Top of THE INPUT

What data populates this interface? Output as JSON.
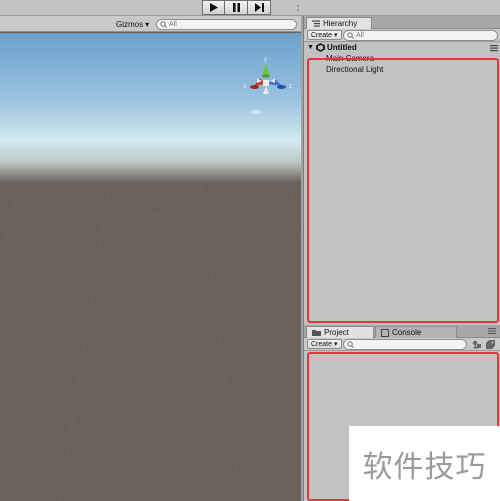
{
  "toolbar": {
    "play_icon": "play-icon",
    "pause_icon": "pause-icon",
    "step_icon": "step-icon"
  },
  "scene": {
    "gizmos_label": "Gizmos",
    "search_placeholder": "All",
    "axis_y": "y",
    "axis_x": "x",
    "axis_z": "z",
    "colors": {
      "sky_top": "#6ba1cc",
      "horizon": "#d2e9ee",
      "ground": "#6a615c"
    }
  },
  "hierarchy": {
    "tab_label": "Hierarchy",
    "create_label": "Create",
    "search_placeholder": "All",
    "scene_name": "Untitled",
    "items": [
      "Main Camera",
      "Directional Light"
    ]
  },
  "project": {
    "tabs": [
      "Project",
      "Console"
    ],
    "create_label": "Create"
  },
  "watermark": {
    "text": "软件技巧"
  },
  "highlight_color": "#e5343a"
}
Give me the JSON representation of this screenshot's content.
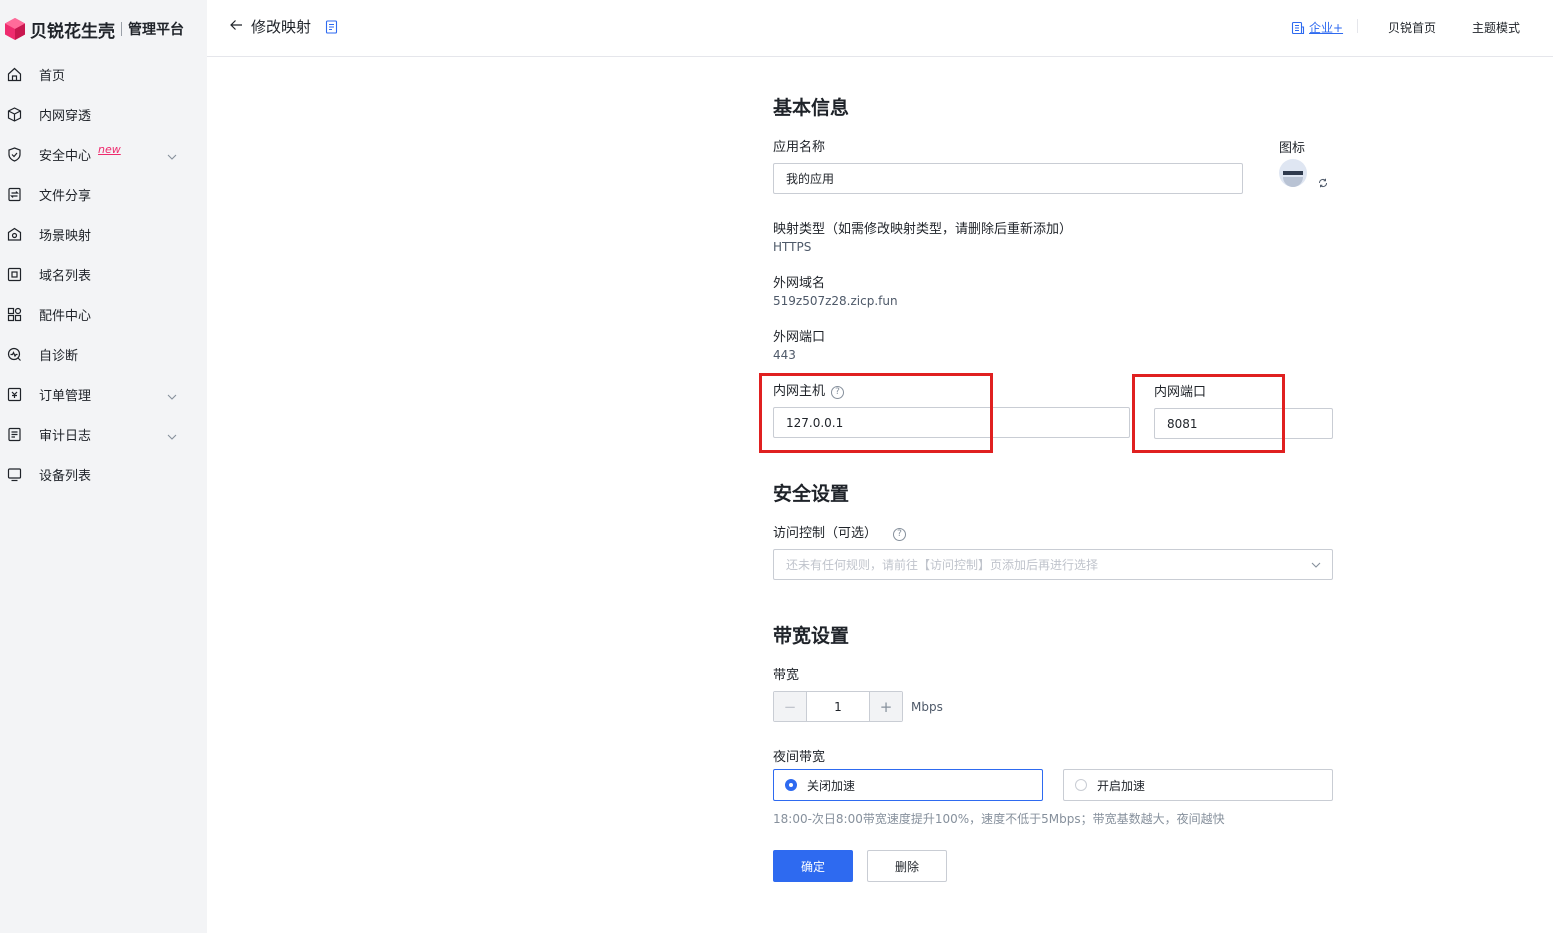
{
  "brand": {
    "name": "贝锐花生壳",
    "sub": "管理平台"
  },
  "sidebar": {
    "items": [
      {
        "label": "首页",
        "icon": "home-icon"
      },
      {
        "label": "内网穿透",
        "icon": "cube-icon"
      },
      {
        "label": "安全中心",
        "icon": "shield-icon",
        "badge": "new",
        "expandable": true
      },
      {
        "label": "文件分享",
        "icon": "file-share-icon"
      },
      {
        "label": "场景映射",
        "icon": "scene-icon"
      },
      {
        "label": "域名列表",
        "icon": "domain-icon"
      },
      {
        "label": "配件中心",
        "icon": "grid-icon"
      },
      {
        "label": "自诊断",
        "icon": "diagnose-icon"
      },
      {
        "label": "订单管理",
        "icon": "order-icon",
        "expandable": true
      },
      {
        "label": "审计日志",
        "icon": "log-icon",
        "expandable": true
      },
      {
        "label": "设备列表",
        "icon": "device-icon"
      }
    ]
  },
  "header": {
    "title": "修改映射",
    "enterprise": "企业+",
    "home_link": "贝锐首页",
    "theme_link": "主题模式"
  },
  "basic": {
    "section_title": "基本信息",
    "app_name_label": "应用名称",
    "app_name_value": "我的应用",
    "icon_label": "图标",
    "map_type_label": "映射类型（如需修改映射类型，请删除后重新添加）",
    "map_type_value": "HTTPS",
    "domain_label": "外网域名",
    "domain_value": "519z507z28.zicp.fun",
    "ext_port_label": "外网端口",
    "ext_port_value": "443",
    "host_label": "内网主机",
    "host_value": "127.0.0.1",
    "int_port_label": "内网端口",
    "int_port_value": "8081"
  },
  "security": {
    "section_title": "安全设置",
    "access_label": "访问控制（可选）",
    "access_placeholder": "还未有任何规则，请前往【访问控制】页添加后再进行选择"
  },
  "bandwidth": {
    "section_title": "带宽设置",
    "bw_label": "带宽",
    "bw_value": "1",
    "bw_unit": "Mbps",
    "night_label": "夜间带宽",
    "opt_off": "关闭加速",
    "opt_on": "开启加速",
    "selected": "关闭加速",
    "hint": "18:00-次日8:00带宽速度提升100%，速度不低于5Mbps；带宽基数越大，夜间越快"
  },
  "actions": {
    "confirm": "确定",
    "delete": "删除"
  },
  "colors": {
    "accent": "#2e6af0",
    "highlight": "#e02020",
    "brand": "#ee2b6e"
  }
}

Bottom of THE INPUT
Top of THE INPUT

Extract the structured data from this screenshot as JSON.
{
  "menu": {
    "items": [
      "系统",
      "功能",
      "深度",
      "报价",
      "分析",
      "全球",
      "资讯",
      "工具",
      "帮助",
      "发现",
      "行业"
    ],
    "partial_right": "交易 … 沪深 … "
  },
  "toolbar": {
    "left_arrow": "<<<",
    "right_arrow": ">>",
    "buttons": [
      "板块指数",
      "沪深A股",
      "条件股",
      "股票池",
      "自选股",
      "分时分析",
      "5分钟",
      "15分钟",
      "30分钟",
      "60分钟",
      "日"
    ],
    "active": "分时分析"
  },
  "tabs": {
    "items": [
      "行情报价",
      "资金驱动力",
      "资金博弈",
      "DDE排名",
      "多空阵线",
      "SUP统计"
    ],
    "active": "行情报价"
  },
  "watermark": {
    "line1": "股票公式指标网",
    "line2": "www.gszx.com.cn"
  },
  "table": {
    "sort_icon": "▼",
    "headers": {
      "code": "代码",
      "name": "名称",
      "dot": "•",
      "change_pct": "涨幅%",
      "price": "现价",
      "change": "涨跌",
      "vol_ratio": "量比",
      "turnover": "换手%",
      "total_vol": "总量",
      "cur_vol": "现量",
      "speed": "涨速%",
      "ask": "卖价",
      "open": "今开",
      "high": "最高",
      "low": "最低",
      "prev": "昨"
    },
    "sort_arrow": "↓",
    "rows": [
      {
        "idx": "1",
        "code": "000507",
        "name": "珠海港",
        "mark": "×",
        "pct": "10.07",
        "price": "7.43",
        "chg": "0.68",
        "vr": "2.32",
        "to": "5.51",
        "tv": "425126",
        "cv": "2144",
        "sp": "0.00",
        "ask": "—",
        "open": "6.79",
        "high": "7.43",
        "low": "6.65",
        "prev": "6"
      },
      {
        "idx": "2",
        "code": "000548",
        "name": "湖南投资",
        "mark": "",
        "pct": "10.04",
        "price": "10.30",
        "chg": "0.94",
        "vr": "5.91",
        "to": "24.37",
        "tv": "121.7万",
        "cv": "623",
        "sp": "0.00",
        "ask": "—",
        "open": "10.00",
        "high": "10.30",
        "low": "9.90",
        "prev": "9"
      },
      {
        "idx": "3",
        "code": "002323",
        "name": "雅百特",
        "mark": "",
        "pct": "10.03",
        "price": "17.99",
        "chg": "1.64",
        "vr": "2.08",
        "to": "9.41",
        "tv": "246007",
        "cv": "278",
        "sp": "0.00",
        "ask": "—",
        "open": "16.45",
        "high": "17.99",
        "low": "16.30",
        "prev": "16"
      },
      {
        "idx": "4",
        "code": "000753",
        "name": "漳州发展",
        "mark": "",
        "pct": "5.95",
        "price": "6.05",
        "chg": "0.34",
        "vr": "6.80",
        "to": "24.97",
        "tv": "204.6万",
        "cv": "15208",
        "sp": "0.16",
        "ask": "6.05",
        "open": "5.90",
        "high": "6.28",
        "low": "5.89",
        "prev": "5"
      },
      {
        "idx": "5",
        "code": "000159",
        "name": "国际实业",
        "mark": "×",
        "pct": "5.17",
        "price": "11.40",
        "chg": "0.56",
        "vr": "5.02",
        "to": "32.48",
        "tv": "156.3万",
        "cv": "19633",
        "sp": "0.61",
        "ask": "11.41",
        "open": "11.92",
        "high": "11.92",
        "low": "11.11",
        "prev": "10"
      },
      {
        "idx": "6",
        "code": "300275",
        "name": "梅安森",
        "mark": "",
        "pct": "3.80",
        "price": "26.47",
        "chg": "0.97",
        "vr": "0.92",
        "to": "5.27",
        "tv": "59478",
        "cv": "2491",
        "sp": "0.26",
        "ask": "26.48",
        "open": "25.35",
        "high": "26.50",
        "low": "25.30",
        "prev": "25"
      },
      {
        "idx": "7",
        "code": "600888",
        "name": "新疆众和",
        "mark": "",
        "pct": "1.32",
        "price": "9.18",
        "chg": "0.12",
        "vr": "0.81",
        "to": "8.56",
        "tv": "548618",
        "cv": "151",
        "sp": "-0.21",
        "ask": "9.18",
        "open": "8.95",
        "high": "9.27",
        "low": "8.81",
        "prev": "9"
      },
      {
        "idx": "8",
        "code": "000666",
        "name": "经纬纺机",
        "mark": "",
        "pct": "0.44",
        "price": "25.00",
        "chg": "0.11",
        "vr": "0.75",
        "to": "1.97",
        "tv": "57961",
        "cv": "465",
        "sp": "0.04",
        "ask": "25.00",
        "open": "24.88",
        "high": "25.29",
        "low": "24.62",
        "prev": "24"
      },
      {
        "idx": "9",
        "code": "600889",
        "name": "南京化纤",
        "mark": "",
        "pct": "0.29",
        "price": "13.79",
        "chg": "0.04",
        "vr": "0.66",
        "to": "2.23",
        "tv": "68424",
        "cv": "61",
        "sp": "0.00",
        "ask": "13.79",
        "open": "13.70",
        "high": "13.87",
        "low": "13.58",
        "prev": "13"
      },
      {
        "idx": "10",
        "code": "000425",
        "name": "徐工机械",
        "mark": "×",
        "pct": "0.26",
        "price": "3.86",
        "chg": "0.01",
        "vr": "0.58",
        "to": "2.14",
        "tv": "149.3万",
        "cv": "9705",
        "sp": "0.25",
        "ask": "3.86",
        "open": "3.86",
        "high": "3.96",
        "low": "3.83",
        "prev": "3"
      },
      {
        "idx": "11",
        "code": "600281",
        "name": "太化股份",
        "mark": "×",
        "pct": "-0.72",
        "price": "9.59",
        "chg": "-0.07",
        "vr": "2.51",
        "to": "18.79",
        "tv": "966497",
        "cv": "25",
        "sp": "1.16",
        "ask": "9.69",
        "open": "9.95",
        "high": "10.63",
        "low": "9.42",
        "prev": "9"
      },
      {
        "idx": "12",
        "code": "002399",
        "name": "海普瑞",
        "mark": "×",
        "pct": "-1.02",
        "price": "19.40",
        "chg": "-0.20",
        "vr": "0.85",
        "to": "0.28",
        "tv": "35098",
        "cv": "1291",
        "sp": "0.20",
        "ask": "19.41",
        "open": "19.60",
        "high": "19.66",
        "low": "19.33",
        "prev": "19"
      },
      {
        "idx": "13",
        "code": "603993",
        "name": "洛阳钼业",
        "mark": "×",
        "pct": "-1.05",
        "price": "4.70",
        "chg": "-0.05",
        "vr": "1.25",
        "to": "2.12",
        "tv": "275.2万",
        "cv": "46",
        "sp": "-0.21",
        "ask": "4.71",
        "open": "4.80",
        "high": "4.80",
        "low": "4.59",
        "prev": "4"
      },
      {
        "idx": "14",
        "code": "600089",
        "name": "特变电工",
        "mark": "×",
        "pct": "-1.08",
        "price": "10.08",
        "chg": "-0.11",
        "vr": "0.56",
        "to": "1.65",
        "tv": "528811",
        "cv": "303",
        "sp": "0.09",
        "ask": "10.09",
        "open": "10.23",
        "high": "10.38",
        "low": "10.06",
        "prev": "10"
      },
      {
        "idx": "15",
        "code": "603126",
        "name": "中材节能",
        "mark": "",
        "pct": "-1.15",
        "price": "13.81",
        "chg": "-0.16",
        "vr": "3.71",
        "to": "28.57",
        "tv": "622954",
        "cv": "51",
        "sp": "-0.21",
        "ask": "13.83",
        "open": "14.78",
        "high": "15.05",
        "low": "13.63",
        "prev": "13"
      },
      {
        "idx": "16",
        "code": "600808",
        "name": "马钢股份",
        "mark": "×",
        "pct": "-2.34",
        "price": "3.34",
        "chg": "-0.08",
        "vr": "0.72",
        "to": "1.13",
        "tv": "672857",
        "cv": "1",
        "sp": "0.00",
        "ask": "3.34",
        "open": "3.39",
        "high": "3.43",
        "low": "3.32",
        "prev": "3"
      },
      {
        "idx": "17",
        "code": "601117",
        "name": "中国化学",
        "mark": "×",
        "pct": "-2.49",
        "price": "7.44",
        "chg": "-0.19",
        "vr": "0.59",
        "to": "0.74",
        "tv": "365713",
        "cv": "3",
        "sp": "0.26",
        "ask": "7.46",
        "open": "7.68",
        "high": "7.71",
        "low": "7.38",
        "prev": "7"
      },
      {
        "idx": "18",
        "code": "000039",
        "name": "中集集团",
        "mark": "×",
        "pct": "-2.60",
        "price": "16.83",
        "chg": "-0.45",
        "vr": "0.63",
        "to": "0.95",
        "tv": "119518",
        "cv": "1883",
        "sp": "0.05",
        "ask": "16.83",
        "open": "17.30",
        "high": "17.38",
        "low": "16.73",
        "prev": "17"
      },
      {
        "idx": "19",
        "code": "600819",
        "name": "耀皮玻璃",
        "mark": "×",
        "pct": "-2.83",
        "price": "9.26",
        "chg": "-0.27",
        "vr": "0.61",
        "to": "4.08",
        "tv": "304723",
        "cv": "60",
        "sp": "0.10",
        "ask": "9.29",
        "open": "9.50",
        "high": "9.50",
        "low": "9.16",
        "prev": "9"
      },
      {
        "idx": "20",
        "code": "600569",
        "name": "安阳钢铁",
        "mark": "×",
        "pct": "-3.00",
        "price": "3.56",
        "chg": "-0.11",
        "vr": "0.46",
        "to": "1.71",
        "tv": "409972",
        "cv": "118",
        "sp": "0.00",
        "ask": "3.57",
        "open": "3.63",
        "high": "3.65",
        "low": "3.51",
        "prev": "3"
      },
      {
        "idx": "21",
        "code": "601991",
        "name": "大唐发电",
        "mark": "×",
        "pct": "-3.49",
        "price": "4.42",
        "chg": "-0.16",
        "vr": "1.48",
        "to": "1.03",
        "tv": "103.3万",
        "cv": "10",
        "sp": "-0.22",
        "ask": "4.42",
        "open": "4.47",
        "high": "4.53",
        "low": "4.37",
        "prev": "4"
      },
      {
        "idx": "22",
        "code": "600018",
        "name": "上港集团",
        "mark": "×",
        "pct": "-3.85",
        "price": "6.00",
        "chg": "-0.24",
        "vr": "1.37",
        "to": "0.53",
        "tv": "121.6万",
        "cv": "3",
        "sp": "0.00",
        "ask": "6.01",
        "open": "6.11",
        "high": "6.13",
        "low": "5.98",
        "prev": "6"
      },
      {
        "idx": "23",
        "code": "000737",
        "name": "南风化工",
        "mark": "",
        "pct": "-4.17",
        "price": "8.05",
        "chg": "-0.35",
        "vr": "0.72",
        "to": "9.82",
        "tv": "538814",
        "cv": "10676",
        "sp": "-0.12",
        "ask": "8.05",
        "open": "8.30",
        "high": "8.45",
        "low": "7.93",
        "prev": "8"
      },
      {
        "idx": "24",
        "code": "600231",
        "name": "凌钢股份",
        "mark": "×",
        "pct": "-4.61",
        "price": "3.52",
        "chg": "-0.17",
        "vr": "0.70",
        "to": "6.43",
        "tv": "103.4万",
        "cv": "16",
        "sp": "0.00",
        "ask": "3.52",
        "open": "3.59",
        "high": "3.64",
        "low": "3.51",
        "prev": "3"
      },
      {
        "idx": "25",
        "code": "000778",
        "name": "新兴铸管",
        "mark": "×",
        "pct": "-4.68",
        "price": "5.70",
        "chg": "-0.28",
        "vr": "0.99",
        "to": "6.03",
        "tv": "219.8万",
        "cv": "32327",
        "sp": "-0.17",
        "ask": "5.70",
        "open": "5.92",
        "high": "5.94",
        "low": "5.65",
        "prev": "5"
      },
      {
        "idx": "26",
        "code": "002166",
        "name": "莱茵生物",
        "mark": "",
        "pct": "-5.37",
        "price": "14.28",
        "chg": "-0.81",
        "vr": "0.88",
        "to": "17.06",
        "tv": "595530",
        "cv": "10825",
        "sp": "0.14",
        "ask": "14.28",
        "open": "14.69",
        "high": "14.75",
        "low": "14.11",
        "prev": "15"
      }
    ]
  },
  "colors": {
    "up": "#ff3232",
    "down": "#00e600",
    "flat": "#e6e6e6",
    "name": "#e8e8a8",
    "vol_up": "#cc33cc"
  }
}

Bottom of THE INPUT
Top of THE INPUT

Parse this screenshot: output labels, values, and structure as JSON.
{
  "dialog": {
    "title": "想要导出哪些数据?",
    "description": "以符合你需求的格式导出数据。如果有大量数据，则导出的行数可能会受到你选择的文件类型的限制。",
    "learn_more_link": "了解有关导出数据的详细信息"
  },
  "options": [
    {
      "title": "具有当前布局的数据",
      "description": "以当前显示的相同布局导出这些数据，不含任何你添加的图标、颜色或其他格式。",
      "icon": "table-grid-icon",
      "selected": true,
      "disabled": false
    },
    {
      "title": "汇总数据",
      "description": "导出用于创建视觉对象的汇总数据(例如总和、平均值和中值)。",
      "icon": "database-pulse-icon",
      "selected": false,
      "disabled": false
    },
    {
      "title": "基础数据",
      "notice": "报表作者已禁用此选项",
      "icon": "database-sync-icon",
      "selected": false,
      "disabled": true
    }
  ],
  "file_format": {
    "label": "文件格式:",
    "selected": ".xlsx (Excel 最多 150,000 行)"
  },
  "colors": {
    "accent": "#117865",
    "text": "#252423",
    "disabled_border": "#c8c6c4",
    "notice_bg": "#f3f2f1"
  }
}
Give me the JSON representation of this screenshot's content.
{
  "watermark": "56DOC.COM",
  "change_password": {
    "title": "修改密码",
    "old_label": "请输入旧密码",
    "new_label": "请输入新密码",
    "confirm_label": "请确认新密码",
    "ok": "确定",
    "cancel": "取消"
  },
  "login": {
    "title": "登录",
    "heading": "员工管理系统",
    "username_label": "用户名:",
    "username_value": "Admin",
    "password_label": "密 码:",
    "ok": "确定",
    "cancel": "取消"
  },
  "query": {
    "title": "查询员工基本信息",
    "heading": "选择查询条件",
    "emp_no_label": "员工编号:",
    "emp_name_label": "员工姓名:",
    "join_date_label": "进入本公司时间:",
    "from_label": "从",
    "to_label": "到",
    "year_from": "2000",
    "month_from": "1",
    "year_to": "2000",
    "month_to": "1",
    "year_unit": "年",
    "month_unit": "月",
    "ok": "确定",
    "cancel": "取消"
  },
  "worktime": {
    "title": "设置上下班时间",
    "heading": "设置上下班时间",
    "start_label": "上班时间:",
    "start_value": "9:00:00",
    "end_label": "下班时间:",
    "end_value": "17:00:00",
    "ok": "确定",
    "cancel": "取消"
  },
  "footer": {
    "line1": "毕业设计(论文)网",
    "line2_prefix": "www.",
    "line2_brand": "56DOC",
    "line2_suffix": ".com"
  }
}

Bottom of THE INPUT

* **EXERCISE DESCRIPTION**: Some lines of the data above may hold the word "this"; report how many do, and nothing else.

* **YOUR RESPONSE**: 5